Work instructions: Within this listing, how many lines carry the string "artistic"? State the number only.
----
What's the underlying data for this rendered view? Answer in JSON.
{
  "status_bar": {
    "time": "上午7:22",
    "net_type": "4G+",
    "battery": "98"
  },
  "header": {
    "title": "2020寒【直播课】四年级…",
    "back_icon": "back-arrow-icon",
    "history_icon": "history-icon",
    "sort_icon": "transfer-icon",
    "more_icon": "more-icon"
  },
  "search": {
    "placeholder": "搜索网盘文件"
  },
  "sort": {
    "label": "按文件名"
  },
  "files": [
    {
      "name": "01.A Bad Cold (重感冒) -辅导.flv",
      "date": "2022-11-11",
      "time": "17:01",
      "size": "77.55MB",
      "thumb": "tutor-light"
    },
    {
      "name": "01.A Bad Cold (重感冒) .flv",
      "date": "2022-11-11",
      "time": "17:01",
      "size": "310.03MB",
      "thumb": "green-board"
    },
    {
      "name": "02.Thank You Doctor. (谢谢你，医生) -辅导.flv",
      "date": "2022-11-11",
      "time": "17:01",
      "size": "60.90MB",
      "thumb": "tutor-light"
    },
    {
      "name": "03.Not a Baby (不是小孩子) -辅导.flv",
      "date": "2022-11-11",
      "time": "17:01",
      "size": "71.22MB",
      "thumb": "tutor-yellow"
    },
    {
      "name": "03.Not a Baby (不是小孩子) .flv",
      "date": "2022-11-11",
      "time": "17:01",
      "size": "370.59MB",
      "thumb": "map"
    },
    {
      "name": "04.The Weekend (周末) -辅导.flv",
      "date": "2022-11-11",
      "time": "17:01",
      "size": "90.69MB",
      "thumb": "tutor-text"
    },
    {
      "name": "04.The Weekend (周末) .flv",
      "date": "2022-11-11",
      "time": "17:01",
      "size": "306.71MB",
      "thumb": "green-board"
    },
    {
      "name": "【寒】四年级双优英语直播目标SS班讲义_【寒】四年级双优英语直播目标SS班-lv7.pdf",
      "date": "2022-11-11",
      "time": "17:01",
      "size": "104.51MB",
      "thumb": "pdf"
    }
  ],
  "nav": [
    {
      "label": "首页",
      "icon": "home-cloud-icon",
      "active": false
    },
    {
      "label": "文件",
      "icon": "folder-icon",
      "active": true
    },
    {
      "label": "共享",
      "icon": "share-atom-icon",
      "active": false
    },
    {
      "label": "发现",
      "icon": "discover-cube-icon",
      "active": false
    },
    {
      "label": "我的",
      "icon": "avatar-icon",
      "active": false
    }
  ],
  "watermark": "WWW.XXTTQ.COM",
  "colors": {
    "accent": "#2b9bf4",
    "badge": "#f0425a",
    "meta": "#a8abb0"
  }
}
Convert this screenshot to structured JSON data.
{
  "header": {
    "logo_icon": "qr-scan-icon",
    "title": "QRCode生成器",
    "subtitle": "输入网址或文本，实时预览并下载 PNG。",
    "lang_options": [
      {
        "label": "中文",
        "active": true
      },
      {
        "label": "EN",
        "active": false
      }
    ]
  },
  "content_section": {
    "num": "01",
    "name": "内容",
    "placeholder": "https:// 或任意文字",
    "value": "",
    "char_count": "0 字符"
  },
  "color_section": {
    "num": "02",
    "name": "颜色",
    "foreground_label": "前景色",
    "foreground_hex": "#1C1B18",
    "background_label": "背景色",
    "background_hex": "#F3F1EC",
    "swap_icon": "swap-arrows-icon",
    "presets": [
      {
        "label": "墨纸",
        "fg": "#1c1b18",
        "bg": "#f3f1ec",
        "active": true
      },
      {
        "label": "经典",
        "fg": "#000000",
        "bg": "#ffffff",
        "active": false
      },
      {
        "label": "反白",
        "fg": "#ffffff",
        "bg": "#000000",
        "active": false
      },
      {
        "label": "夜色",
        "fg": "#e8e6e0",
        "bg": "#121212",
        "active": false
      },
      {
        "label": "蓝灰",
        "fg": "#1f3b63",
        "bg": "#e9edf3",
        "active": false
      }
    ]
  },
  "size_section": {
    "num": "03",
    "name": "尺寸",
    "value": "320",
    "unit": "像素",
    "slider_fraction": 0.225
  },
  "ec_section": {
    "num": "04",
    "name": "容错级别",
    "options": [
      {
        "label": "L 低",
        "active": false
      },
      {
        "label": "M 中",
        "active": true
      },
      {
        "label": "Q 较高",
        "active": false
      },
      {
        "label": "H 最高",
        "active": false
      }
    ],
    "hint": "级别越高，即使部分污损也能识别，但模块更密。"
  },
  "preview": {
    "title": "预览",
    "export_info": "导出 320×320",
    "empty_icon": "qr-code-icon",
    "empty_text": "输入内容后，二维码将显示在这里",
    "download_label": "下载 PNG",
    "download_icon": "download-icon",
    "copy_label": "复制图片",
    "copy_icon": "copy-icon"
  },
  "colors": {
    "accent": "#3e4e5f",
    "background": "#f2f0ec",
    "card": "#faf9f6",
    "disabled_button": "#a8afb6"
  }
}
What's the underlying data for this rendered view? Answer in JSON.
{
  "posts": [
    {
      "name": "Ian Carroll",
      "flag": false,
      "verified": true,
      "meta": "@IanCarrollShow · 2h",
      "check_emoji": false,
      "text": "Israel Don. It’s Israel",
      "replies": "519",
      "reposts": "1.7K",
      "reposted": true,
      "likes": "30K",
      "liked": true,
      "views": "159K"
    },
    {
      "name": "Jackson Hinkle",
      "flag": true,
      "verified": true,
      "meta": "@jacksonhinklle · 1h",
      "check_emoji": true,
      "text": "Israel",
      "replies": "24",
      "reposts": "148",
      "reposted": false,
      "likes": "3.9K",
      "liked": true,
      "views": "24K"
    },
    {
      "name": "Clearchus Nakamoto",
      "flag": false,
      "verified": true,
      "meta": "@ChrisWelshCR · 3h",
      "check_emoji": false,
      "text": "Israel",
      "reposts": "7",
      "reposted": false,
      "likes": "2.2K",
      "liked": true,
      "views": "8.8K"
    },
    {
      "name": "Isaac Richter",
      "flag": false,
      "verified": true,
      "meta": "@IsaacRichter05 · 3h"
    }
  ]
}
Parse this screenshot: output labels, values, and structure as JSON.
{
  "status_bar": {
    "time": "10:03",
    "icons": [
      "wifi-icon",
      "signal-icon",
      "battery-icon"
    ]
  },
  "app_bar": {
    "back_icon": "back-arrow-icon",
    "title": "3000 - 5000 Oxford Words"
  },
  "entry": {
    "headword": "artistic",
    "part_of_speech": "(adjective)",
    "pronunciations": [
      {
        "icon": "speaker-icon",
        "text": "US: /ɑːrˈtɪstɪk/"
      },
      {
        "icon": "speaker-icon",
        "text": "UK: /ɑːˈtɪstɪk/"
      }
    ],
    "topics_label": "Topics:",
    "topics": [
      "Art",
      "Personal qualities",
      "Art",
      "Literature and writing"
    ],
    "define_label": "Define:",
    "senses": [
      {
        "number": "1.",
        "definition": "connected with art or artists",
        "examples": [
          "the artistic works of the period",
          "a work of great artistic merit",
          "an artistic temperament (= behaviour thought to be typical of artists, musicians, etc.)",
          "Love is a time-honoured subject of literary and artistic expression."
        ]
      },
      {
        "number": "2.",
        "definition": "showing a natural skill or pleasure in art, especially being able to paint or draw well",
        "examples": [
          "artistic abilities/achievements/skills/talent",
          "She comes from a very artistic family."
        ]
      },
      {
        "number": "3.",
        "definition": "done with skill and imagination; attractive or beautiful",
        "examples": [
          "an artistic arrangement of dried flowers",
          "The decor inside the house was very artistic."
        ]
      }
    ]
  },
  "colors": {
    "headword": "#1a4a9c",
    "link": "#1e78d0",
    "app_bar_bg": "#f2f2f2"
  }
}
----
Solved problem: 9